#### Data listing
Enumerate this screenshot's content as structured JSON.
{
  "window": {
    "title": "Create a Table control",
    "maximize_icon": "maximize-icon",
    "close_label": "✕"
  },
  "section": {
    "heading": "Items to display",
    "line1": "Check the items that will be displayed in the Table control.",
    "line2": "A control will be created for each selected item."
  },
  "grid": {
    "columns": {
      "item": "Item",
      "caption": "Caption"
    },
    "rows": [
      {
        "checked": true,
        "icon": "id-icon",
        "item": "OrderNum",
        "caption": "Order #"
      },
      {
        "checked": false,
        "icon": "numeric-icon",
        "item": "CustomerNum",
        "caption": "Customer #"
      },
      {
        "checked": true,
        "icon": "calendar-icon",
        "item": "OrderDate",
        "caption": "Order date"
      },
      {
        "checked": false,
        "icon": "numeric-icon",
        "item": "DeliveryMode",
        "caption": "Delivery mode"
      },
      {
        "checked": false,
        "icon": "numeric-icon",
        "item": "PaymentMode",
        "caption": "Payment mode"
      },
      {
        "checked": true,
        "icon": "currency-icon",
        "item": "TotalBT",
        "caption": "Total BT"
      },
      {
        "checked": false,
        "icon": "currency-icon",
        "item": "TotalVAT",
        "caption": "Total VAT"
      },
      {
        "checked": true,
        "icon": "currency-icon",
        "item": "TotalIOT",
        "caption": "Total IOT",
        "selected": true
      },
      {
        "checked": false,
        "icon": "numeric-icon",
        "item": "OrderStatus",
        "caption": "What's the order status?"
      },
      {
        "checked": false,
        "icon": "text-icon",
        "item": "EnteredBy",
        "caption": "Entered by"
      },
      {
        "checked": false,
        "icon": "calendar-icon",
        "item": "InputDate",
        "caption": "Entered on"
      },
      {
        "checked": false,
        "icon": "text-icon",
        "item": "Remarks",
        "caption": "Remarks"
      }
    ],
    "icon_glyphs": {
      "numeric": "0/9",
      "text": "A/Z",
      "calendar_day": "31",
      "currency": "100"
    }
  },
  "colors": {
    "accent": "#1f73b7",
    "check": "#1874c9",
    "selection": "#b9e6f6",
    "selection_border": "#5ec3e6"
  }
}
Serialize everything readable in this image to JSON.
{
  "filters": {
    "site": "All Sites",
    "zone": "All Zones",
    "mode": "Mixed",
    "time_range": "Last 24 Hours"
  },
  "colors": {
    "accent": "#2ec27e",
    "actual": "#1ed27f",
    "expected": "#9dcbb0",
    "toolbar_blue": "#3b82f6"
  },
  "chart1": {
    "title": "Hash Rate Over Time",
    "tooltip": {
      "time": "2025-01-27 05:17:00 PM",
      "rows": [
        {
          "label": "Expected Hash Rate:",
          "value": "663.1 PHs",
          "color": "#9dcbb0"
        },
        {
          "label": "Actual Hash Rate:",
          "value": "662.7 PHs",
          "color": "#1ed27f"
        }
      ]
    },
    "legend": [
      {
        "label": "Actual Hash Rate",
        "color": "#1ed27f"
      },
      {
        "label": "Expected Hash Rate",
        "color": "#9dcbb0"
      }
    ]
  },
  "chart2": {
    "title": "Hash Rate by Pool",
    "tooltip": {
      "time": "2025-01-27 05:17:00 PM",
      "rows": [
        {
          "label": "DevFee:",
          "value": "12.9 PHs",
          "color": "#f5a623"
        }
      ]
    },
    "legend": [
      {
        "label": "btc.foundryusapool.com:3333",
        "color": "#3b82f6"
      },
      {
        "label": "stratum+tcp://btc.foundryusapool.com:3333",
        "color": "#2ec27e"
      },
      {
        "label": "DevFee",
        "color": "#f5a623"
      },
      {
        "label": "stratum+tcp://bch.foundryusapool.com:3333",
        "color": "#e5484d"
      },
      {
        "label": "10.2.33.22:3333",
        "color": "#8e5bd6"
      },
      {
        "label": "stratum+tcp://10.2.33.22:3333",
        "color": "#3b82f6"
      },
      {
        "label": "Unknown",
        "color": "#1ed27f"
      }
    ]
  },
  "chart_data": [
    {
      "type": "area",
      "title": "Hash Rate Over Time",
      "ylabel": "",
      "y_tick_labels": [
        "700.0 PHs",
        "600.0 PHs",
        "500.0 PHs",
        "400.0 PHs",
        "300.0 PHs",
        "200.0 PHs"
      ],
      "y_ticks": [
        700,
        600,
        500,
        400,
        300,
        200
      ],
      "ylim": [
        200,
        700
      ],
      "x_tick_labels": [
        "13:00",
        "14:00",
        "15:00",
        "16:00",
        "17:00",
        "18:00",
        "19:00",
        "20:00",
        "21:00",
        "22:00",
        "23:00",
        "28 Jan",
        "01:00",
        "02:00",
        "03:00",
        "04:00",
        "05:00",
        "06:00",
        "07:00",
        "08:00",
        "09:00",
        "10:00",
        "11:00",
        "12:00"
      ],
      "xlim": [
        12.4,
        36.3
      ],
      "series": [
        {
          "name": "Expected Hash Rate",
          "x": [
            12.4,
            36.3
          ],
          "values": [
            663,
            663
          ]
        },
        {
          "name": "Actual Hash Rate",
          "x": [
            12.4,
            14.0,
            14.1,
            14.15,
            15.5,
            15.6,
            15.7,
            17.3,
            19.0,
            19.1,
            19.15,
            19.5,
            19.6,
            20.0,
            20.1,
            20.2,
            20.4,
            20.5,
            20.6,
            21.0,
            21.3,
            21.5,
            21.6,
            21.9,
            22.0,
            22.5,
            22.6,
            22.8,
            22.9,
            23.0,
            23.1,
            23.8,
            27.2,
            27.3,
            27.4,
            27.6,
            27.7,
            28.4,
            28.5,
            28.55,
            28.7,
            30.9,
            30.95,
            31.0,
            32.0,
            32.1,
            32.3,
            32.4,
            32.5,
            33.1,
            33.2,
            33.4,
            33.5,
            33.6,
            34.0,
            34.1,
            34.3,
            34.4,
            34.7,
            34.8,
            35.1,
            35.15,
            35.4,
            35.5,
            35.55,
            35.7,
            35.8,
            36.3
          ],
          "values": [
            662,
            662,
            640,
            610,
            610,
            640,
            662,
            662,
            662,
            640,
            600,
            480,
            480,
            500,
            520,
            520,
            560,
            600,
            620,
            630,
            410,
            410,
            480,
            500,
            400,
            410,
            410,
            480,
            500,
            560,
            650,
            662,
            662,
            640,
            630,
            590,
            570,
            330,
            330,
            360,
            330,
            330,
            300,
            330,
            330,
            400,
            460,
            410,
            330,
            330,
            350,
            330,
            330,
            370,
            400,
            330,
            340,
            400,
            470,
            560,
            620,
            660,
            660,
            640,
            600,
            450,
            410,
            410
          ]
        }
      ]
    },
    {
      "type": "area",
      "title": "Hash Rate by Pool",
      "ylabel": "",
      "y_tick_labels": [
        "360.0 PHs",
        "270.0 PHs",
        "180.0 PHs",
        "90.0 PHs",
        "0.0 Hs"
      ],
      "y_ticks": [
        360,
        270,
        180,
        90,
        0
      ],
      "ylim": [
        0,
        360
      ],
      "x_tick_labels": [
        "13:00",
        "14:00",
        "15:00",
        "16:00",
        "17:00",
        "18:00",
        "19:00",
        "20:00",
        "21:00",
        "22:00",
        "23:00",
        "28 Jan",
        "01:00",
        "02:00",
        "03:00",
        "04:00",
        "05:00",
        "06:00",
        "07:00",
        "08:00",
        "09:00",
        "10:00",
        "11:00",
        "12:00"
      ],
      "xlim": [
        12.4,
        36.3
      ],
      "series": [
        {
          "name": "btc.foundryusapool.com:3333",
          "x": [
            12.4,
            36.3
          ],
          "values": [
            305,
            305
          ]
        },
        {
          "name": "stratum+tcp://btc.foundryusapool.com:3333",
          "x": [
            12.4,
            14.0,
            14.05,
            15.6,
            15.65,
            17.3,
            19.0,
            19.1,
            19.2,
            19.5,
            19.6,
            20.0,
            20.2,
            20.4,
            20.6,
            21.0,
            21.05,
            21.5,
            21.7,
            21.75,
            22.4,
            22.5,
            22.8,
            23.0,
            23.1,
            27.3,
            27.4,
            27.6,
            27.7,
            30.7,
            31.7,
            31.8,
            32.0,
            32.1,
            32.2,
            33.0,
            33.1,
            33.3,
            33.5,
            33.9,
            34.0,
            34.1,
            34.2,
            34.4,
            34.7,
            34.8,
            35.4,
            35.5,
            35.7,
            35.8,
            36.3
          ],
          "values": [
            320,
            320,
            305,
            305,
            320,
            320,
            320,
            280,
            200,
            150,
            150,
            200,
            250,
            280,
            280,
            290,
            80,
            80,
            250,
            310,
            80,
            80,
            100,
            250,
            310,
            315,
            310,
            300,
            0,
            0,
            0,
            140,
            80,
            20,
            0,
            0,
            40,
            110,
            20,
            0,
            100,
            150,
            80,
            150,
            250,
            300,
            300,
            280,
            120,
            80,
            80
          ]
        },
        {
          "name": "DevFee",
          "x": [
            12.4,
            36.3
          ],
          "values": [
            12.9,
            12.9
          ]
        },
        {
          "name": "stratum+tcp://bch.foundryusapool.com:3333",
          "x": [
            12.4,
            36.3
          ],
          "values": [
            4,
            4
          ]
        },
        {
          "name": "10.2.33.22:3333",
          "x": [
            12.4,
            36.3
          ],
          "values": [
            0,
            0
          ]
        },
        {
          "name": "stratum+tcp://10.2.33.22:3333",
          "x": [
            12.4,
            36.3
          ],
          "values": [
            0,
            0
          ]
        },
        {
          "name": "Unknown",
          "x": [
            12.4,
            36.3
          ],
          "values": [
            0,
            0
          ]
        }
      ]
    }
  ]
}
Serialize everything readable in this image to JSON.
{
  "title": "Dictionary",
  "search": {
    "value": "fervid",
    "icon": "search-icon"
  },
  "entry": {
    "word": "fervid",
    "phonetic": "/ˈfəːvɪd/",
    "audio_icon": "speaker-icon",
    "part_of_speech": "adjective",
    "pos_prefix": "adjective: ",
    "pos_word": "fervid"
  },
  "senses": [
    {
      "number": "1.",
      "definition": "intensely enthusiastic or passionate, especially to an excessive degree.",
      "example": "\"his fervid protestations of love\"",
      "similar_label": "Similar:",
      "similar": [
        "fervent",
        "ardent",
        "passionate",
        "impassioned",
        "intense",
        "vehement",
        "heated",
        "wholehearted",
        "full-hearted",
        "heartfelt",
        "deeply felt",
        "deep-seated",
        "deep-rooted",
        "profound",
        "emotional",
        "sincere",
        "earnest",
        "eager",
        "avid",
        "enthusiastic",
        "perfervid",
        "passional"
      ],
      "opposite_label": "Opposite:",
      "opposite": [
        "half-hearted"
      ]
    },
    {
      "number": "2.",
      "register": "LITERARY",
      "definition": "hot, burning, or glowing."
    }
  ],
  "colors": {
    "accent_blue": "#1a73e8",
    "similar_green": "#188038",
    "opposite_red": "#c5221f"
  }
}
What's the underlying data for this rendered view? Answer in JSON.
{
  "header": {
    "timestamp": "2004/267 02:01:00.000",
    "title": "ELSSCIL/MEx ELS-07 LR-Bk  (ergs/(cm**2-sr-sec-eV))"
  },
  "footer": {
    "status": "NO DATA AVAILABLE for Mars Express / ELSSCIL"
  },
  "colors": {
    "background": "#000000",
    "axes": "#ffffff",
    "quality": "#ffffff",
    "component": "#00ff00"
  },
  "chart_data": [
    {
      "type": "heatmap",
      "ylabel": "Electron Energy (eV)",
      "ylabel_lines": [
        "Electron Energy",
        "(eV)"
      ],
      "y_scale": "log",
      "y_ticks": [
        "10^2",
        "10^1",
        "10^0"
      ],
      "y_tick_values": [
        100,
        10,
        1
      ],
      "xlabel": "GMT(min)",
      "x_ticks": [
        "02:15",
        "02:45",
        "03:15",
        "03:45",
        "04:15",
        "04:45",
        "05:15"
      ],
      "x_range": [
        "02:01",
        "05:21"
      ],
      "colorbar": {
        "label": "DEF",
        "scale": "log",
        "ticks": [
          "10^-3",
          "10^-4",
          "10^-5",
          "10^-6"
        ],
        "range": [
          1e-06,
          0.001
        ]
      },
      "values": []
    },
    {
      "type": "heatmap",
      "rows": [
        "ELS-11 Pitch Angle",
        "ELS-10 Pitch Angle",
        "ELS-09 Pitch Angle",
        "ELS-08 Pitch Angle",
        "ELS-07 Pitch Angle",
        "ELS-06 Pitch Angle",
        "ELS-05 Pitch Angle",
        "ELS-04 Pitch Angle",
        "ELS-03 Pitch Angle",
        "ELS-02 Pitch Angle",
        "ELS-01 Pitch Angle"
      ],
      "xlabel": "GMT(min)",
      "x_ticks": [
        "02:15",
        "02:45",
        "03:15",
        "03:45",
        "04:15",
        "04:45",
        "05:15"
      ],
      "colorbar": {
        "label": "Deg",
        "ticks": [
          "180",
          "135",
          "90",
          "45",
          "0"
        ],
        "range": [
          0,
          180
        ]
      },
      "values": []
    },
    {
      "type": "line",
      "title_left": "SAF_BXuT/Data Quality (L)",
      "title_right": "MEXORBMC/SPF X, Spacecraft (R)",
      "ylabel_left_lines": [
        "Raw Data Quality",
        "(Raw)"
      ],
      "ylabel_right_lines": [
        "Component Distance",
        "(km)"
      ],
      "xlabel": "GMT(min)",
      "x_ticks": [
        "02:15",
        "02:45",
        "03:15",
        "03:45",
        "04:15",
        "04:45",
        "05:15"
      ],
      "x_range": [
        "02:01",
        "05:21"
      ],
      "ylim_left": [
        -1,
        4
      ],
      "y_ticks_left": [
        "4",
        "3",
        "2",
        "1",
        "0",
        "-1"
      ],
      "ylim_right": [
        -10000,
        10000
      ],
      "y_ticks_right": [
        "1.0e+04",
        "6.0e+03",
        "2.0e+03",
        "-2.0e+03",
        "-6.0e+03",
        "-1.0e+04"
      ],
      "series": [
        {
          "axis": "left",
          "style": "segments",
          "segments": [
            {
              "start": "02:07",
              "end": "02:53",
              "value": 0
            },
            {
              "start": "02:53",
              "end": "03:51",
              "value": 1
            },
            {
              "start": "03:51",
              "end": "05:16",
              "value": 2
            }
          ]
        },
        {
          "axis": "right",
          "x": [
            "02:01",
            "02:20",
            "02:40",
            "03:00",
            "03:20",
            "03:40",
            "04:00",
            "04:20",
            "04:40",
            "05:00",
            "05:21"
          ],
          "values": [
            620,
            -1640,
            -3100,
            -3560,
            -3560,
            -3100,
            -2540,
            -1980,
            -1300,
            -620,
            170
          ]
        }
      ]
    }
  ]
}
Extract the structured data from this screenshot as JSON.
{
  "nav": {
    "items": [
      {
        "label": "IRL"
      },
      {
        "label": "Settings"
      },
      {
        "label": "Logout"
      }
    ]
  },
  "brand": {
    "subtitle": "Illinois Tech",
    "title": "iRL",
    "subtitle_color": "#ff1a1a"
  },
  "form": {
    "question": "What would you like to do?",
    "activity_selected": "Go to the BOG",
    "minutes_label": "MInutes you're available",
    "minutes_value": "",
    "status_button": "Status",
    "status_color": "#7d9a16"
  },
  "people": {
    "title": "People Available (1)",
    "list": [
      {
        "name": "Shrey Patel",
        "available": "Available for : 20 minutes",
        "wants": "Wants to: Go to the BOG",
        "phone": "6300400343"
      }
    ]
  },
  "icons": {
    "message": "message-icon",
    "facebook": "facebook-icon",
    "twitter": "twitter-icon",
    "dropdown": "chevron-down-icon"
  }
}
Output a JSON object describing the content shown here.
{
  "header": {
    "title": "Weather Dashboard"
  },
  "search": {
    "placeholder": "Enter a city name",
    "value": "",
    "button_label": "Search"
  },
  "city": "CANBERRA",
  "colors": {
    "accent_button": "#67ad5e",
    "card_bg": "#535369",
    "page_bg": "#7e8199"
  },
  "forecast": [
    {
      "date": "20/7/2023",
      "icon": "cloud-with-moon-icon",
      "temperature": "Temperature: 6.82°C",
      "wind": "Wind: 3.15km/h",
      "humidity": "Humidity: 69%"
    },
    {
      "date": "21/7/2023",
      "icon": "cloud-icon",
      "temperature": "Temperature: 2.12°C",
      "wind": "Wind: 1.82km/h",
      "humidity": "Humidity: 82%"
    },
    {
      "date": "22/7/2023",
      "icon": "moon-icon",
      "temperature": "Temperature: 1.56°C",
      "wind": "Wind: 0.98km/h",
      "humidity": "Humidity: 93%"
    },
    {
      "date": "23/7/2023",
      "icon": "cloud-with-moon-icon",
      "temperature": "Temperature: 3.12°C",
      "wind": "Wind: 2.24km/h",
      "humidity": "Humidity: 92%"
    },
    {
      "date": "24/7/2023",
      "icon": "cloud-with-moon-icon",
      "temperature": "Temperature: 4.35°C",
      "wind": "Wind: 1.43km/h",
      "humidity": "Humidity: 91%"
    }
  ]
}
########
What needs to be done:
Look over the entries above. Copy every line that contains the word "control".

Response below:
    "title": "Create a Table control",
    "line1": "Check the items that will be displayed in the Table control.",
    "line2": "A control will be created for each selected item."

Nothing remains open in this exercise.